For weeks, public health officials have been asking people to get vaccinated so hospitals can conserve hospital capacity for COVID-19 patients. The message seems to have gotten through and some Richmond-based pharmacies have reported the demand for flu shots has been significantly higher than in past years.
“Once we get more from (the vaccine distribution program), then we will open up bookings again,” said Chris Chiew, London Drugs’ general manager of pharmacy.
In the meantime, people can sign up to receive a notification when the vaccine is available at their nearby locations, according to Chris Chiew, London Drugs’ general manager of pharmacy, adding they have enough stock at the moment to get through all their November bookings.
Super Grocer Pharmacy in Steveston is also compiling a wait list and will notify people when the vaccine comes in. Other pharmacies are simply asking people to call back in December.
But while pharmacists might be using up their allotments from the health unit faster than usual because of heightened awareness this year, there shouldn’t be any concern about a vaccine shortage, explained a pharmacist from the Steveston Medicine Shoppe Compounding Pharmacy.
In an emailed statement, the BC Centre for Disease Control (BCCDC) also noted there is a high demand for flu vaccines this year. They will have distributed 2.1 million doses by the end of this week, which is an increase of 600,000 over last season.
“We understand the concerns and challenges as some people wait to get immunized, and we are asking people to please be patient as the clinics have only started in November in some communities...Pending authorization, additional doses are being secured for a total of 2.26 million in fall 2020,” read the statement.
In addition, people at high risk are given priority for publicly funded flu shots, such as seniors aged 65 years and older, residents of long-term facilities, adults and children with pre-existing health conditions and pregnant women, according to BCCDC’s website.

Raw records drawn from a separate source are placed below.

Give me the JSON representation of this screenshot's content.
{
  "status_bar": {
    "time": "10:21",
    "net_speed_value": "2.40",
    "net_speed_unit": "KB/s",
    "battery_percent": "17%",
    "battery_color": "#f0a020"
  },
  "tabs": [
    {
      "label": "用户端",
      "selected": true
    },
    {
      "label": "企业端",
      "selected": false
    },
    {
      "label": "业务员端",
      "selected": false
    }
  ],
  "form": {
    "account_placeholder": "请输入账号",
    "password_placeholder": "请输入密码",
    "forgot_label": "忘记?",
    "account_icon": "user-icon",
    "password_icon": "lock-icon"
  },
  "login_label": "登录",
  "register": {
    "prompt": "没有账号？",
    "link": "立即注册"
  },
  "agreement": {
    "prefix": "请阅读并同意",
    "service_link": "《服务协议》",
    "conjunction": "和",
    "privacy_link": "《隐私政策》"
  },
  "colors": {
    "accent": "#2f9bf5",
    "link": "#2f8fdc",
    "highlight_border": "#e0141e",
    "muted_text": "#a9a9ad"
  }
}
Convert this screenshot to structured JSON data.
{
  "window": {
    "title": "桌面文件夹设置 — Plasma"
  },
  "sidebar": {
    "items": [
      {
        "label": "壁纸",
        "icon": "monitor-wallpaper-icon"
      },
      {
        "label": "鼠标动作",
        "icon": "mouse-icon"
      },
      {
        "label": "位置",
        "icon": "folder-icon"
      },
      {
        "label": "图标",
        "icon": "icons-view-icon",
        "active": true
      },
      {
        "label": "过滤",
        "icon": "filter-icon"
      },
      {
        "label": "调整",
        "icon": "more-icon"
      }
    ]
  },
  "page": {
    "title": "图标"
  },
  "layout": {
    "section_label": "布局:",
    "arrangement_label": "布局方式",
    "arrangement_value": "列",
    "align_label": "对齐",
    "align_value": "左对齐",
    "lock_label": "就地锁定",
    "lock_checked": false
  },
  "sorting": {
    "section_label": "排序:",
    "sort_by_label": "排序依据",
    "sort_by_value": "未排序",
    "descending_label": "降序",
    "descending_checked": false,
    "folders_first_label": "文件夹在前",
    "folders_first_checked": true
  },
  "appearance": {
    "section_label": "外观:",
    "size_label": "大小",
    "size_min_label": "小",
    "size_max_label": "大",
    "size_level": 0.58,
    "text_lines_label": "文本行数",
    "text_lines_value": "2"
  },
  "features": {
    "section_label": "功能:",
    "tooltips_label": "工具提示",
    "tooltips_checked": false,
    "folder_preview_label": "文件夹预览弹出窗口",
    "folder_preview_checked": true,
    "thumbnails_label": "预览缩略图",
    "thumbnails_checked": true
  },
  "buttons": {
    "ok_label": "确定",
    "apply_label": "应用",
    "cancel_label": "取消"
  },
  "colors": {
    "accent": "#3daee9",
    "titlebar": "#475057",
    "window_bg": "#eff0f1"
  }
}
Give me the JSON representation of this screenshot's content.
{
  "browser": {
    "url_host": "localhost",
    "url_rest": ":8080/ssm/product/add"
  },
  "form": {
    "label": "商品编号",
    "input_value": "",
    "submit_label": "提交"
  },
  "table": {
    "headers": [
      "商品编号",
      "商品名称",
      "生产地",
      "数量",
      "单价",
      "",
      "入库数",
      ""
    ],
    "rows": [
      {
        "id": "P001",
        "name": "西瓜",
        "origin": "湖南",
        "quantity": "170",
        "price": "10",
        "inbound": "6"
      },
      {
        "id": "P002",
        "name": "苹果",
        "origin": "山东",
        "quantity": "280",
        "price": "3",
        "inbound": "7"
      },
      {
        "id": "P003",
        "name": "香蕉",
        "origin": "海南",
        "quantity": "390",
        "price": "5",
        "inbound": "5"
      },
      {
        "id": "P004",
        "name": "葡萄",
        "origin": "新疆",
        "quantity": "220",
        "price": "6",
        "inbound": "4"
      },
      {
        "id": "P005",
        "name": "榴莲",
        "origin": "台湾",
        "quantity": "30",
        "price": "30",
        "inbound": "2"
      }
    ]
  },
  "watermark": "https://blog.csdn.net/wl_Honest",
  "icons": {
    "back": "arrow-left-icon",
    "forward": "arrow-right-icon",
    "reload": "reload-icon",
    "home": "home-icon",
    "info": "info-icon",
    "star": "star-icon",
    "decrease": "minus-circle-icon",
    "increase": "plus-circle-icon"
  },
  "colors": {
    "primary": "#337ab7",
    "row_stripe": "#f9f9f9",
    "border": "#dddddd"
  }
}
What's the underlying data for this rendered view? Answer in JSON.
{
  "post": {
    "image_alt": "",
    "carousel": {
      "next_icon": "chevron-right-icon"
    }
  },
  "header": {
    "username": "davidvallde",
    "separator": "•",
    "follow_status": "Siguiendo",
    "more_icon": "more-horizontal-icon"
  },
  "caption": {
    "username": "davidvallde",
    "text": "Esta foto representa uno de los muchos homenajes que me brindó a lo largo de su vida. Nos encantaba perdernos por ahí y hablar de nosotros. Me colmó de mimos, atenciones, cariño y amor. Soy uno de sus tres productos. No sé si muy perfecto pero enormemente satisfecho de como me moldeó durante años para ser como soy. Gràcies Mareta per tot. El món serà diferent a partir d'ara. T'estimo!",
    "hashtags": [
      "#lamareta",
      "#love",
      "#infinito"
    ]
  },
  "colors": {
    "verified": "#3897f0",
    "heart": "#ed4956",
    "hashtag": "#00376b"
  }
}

Some pharmacies are asking people to give them a call to let them know if they are high risk.
To find a flu clinic, click here: https://immunizebc.ca/clinics/flu#8/49.246/-123.116.